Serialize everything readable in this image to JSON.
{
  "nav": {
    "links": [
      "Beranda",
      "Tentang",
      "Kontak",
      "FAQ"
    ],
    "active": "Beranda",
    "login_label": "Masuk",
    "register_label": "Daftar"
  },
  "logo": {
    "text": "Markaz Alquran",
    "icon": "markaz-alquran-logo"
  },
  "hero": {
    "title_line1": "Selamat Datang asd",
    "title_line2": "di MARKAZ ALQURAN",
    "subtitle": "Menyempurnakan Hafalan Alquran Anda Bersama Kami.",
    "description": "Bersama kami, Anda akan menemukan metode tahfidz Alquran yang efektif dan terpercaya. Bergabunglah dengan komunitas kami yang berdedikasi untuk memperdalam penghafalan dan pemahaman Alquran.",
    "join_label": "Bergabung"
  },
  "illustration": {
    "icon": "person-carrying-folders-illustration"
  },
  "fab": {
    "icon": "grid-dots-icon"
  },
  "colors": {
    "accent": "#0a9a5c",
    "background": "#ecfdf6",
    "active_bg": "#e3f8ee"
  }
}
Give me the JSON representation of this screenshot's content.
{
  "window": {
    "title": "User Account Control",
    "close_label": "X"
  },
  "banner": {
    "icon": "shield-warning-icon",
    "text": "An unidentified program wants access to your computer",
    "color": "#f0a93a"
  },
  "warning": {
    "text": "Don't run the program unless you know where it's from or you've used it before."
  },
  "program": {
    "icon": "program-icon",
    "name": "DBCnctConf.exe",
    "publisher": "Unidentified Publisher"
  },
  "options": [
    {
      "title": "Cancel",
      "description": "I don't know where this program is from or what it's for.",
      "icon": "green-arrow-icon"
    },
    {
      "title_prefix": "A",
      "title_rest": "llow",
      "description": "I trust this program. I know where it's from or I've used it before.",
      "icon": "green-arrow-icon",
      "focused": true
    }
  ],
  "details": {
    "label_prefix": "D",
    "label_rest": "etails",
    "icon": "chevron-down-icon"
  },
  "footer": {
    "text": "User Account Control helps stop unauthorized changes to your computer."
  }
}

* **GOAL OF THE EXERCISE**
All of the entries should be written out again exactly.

* **YOUR SOLUTION**
Serialize everything readable in this image to JSON.
{
  "nav": {
    "links": [
      "Beranda",
      "Tentang",
      "Kontak",
      "FAQ"
    ],
    "active": "Beranda",
    "login_label": "Masuk",
    "register_label": "Daftar"
  },
  "logo": {
    "text": "Markaz Alquran",
    "icon": "markaz-alquran-logo"
  },
  "hero": {
    "title_line1": "Selamat Datang asd",
    "title_line2": "di MARKAZ ALQURAN",
    "subtitle": "Menyempurnakan Hafalan Alquran Anda Bersama Kami.",
    "description": "Bersama kami, Anda akan menemukan metode tahfidz Alquran yang efektif dan terpercaya. Bergabunglah dengan komunitas kami yang berdedikasi untuk memperdalam penghafalan dan pemahaman Alquran.",
    "join_label": "Bergabung"
  },
  "illustration": {
    "icon": "person-carrying-folders-illustration"
  },
  "fab": {
    "icon": "grid-dots-icon"
  },
  "colors": {
    "accent": "#0a9a5c",
    "background": "#ecfdf6",
    "active_bg": "#e3f8ee"
  }
}
Give me the JSON representation of this screenshot's content.
{
  "window": {
    "title": "User Account Control",
    "close_label": "X"
  },
  "banner": {
    "icon": "shield-warning-icon",
    "text": "An unidentified program wants access to your computer",
    "color": "#f0a93a"
  },
  "warning": {
    "text": "Don't run the program unless you know where it's from or you've used it before."
  },
  "program": {
    "icon": "program-icon",
    "name": "DBCnctConf.exe",
    "publisher": "Unidentified Publisher"
  },
  "options": [
    {
      "title": "Cancel",
      "description": "I don't know where this program is from or what it's for.",
      "icon": "green-arrow-icon"
    },
    {
      "title_prefix": "A",
      "title_rest": "llow",
      "description": "I trust this program. I know where it's from or I've used it before.",
      "icon": "green-arrow-icon",
      "focused": true
    }
  ],
  "details": {
    "label_prefix": "D",
    "label_rest": "etails",
    "icon": "chevron-down-icon"
  },
  "footer": {
    "text": "User Account Control helps stop unauthorized changes to your computer."
  }
}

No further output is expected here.